    Interesting post. I don’t think I generally agree with it though. Taking aside the extreme cases, I generally don’t mind complex constructors. They are usually a sign of two things; A) the class has many dependencies and B) the code is properly decomposed, putting these dependencies in distinct objects. The latter is a good thing in my book, so if there is a problem with the constructor’s size, it must be because of A. Eg. the class has too many dependencies. This can be fixed by refactoring. As such, the crowded constructor is a sign of trouble, and in that sense an anti-pattern, but it should be solved at the root, rather than trying to cure the symptom.

    Reply

  47. Koen replys:
    published on August 8th 2008, 12:40:48 am *

    I don’t think the problem addressed here is too many constructor arguments. It’s that it’s not always clear what the arguments reference. Even with one argument this can be the case. The article, IMHO, tries to propose a solution to this problem.

    Reply

  48. Lars Strojny reckons:
    published on August 8th 2008, 01:23:42 am *

    Hm, most of the time the dependencies can be injected after the object is constructed. And the getter can return a default object if it makes sense, so having a lot of dependencies is not really an argument for verbose/unreadable/unrepeatable constructors. On the other hand, having a lot of dependencies might also be a sign, that – well – the object just has too many dependencies. Instead of having a number of dependencies it might just depend on a few objects that themselves depend on other objects and so on. The premise of composing small objects, which is a good one, has not been invented to have a small object and hundreds of other small objects.
    But back to the dependencies and the proposal to have the getter return a default: in service locator based systems you will have a pair of mutators for the dependency Foo (setFoo(FooInterface $foo) and getFoo()). getFoo() will return protected property foo if it has been set to an implementation of FooInterface or request the implementation of FooInterface from the service locator component. So, no forced need to pass the object as an constructor argument. Either use the setter to inject a dependency, or inject it from the configuration of the service locator.
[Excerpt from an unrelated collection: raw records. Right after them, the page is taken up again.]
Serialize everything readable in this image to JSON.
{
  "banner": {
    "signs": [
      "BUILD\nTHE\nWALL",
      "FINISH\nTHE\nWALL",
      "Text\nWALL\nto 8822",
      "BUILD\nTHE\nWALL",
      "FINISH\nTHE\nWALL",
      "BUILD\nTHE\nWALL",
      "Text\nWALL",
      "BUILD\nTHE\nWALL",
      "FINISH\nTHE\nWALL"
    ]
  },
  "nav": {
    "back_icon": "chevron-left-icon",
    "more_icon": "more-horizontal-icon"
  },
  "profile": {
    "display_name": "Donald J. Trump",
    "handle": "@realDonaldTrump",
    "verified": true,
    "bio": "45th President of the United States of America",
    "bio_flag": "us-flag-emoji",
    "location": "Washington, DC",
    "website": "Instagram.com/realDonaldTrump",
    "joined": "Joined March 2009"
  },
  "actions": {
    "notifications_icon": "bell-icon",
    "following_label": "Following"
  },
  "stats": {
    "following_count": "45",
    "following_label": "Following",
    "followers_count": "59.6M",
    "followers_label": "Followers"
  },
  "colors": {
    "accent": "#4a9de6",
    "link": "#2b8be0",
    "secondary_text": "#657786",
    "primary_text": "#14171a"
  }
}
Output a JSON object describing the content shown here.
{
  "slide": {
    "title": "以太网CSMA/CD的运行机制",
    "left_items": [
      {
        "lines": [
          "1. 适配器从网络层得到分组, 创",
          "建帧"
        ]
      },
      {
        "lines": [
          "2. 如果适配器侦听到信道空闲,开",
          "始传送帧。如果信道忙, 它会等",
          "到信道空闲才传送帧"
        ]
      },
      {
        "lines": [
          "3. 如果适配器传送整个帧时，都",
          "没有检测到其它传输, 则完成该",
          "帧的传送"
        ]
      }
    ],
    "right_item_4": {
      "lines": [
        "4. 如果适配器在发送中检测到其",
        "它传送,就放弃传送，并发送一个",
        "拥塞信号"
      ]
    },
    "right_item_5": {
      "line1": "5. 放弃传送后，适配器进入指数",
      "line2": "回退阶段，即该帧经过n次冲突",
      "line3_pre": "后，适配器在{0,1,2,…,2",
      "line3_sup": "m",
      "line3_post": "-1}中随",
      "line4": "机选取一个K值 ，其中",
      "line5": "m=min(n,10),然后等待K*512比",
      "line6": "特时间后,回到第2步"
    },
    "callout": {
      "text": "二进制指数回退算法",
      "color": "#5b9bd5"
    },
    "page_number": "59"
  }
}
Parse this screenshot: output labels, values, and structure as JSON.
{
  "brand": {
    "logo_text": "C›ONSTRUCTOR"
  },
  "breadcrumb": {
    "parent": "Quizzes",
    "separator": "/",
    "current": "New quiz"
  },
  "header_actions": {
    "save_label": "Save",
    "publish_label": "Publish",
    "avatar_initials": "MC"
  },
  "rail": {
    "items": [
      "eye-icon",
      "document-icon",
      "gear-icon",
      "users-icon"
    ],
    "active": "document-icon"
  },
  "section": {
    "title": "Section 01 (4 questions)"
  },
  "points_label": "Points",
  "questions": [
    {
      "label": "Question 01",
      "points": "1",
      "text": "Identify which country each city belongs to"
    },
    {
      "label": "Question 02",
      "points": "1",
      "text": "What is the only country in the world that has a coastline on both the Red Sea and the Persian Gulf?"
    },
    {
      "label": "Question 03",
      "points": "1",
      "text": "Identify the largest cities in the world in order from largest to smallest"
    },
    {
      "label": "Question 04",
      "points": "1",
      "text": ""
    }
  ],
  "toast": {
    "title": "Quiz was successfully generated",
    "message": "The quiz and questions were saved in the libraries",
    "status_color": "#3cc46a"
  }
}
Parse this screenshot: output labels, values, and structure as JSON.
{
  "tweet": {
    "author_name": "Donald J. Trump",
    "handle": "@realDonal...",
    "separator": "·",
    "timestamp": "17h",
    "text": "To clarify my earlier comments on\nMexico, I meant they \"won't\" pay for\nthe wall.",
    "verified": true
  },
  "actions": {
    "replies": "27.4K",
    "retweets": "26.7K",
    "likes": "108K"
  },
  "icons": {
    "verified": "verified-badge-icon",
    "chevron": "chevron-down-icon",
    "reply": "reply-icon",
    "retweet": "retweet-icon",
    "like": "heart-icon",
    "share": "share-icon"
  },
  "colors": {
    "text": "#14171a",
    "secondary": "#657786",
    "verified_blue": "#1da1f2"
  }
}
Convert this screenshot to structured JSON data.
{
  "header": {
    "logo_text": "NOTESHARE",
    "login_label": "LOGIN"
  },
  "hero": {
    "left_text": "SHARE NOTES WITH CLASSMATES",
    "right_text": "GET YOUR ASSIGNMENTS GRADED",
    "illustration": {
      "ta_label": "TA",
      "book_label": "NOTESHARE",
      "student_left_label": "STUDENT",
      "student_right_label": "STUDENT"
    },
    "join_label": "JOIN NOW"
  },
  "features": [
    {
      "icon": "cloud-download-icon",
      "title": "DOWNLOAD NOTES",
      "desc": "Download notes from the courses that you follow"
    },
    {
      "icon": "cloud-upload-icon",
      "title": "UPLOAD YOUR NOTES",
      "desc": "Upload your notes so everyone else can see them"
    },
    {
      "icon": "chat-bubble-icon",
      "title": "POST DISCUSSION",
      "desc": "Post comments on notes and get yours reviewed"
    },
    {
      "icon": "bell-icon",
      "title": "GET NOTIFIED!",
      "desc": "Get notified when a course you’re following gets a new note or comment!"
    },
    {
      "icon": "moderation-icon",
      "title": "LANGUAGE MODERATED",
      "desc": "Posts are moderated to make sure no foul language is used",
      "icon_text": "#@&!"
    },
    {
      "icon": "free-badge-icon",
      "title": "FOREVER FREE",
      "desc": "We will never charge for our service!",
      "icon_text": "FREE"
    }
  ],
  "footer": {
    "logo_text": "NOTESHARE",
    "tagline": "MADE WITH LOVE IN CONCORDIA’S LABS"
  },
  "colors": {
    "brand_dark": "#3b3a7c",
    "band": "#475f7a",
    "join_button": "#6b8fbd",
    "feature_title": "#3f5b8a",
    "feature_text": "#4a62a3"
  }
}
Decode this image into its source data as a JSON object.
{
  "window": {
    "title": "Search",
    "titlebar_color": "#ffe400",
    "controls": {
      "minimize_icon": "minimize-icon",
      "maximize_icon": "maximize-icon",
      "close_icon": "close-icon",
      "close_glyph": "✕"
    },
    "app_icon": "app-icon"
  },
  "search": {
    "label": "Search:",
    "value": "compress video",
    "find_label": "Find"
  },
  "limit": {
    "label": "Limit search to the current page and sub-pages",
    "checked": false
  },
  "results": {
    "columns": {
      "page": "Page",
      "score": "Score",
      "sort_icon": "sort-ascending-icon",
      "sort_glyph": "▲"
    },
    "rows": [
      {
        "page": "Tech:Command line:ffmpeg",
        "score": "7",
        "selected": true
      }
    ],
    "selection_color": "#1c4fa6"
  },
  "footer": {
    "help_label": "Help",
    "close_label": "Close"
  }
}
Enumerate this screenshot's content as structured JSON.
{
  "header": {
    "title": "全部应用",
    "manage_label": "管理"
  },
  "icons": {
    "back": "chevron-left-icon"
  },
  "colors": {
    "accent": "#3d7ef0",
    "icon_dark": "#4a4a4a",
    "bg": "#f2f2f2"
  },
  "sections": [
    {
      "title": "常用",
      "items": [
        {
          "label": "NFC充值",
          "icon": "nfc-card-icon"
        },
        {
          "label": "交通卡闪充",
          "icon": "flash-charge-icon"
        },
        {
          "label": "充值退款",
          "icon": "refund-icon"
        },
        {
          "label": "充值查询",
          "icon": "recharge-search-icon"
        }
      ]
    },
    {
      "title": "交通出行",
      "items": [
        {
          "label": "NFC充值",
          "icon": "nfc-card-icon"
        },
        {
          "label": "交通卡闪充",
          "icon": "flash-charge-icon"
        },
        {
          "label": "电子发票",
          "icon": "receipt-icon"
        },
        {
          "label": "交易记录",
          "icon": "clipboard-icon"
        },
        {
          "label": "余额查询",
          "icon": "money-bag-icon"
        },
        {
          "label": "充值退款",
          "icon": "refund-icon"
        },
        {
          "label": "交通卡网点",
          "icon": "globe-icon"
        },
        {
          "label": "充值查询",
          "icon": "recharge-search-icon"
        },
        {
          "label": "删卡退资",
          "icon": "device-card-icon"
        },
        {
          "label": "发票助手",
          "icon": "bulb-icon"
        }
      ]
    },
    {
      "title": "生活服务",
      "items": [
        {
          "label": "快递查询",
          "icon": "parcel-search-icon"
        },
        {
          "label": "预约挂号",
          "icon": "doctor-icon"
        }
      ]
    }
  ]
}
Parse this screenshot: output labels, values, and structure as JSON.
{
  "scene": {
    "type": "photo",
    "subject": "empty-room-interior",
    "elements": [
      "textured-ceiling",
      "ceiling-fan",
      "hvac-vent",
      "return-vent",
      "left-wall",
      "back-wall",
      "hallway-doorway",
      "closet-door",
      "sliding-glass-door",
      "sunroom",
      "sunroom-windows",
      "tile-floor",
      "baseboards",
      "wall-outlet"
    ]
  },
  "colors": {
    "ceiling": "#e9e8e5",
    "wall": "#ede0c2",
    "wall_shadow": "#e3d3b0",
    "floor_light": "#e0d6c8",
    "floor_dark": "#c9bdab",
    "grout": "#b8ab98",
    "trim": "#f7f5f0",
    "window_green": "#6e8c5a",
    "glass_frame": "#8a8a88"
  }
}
    Reply

Add a Comment & let me know what you think

Submitted comments will be subject to moderation before being displayed.